        At, least that's the situation in Europe. You only need to file a description and accompanying diagrams. Claims and abstract have to be submitted within 12 months.

        As long as you mentioned your glue head can be "switched on" somewhere in the (usually lengthy) patent description, then you can claim for that a year later.

        What you can't do is claim for something NOT described in the application. This is why applications tend to cover everything plus the kitchen sink. To the uninitiated it looks like someone's t

  • by jklovanc ( 1603149 ) on Saturday May 24, 2014 @01:49AM (#47081623)

    Some patents are filed defensively. The patents is filed so that no one else can file. The patent is not intended to be defended, one does not have to, but is a defense against someone else getting the patent. In some cases it is less expensive to file a patent than to get a patent overturned.

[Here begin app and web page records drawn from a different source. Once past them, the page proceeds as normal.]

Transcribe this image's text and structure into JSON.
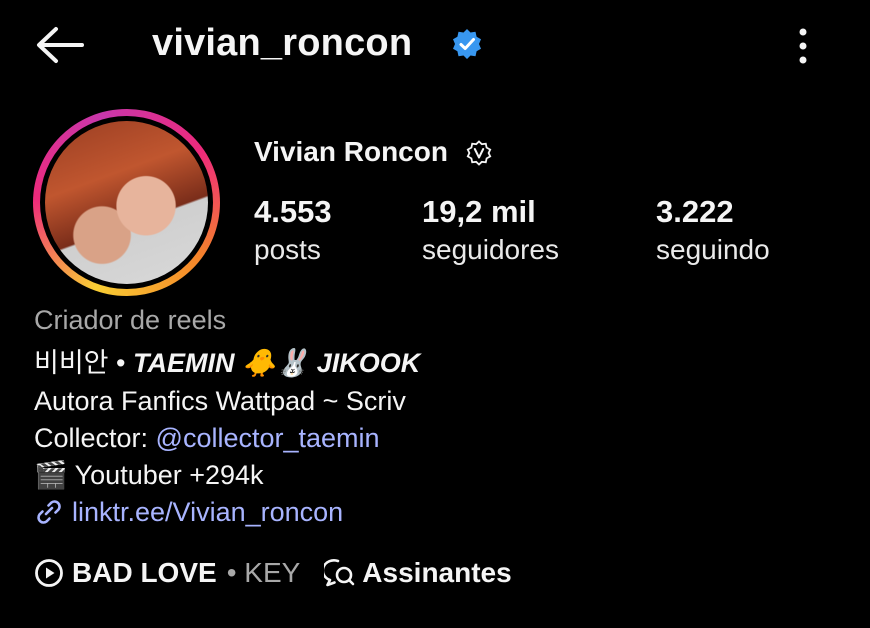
{
  "header": {
    "username": "vivian_roncon",
    "back_icon": "arrow-left-icon",
    "verified_icon": "verified-badge-icon",
    "menu_icon": "more-vertical-icon"
  },
  "profile": {
    "full_name": "Vivian Roncon",
    "meta_badge_icon": "meta-verified-icon",
    "stats": [
      {
        "value": "4.553",
        "label": "posts"
      },
      {
        "value": "19,2 mil",
        "label": "seguidores"
      },
      {
        "value": "3.222",
        "label": "seguindo"
      }
    ],
    "category": "Criador de reels",
    "bio": {
      "line1_prefix": "비비안 • ",
      "line1_bold": "TAEMIN 🐥🐰 JIKOOK",
      "line2": "Autora Fanfics Wattpad ~ Scriv",
      "line3_prefix": "Collector: ",
      "line3_mention": "@collector_taemin",
      "line4": "🎬 Youtuber +294k",
      "link": "linktr.ee/Vivian_roncon",
      "link_icon": "link-icon"
    },
    "music": {
      "play_icon": "play-circle-icon",
      "song": "BAD LOVE",
      "artist": "• KEY"
    },
    "threads": {
      "icon": "threads-icon",
      "label": "Assinantes"
    }
  },
  "colors": {
    "background": "#000000",
    "text": "#f5f5f5",
    "muted": "#a8a8a8",
    "link": "#a8b4ff",
    "verified_blue": "#3897f0"
  }
}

  • There is no good sense in planting a flag in the enemy's back yard to mark the location of your good idea.

    Not supporting Makerbot at every turn will take a toll on their sales, but odds are that Stratasys must sell 500 Makerbots to earn what they do with the sale of a single Fortis system. When they decide to shut down Makerbot, it will be with a sigh of relief and no noticable hit to their bottom line. I shudder thinking what end user support is like with those crappy Makerbot machines.

    Ultimately the only

You will never amount to much. -- Munich Schoolmaster, to Albert Einstein, age 10